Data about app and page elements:
=== Section Start ===

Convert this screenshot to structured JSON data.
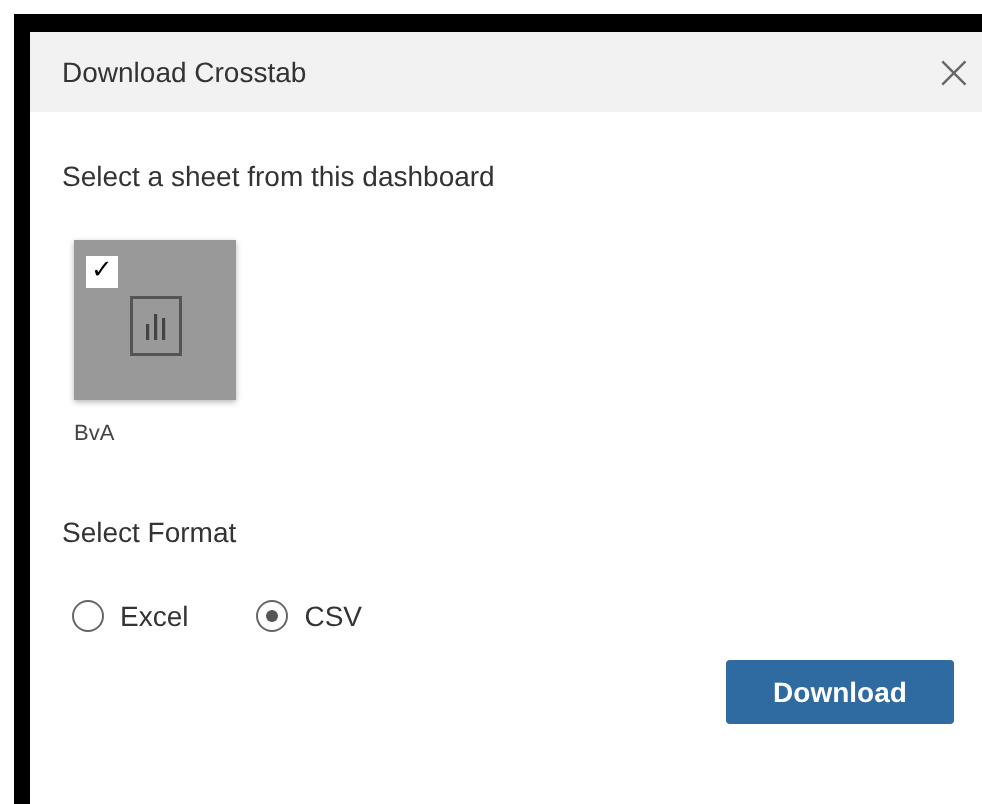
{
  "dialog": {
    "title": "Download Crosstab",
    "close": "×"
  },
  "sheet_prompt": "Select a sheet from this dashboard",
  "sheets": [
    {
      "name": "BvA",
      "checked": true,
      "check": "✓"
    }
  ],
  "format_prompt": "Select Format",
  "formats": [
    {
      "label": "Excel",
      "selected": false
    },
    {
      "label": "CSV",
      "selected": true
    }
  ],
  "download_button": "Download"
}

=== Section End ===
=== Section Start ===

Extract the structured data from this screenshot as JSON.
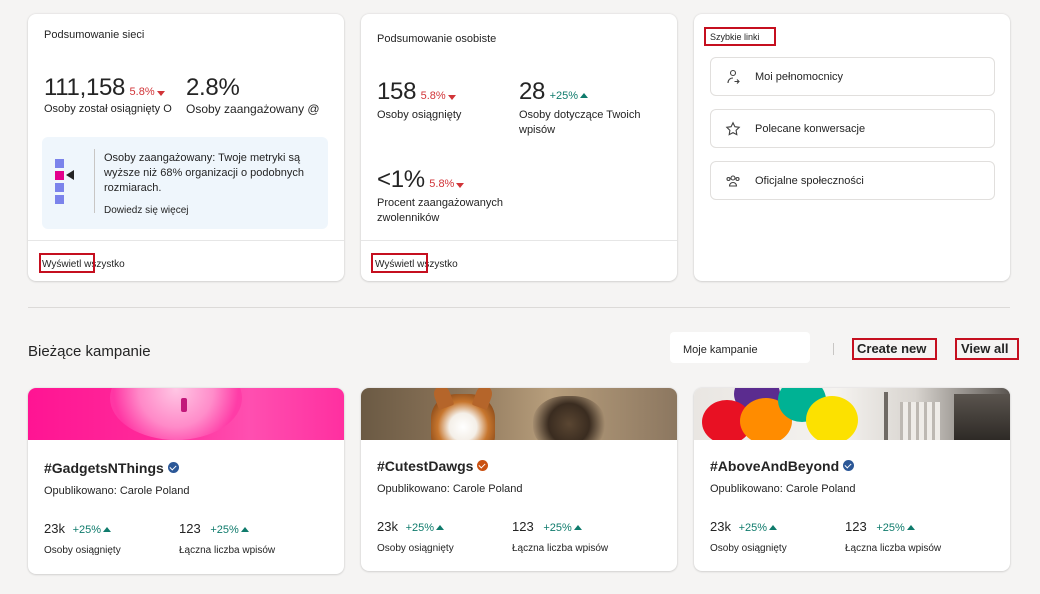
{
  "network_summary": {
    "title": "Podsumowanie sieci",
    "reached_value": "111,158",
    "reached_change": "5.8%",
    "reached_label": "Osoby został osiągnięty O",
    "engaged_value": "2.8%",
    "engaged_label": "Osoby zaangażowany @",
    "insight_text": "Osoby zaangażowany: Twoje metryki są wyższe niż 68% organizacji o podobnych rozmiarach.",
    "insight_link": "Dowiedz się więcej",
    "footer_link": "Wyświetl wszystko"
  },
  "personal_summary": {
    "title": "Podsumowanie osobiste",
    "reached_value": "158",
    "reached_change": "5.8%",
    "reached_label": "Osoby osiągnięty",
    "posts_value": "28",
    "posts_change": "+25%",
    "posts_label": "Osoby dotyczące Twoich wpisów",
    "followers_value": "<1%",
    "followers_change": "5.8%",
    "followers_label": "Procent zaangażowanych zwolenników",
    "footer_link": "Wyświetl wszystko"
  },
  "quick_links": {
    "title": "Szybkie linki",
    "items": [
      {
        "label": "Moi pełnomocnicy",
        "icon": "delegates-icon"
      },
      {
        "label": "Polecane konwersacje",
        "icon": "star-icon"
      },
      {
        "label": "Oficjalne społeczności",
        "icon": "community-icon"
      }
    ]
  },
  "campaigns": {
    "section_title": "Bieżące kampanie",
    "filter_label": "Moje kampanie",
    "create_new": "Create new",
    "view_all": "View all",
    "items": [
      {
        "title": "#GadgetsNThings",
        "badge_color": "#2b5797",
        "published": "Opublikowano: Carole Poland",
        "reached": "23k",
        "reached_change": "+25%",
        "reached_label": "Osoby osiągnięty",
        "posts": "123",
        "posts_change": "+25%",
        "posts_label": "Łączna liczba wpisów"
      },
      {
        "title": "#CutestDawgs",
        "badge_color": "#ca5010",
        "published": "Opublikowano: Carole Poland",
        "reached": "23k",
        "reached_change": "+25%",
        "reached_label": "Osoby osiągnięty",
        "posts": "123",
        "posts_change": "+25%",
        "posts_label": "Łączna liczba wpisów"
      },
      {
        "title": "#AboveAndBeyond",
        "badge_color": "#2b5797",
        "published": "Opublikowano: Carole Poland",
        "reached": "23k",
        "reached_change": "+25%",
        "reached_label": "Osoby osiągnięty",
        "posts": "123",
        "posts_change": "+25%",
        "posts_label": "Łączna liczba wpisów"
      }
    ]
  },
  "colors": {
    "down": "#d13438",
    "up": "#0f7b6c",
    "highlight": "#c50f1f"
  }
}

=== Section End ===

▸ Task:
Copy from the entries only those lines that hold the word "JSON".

▸ Exercise output:
Convert this screenshot to structured JSON data.
Extract the structured data from this screenshot as JSON.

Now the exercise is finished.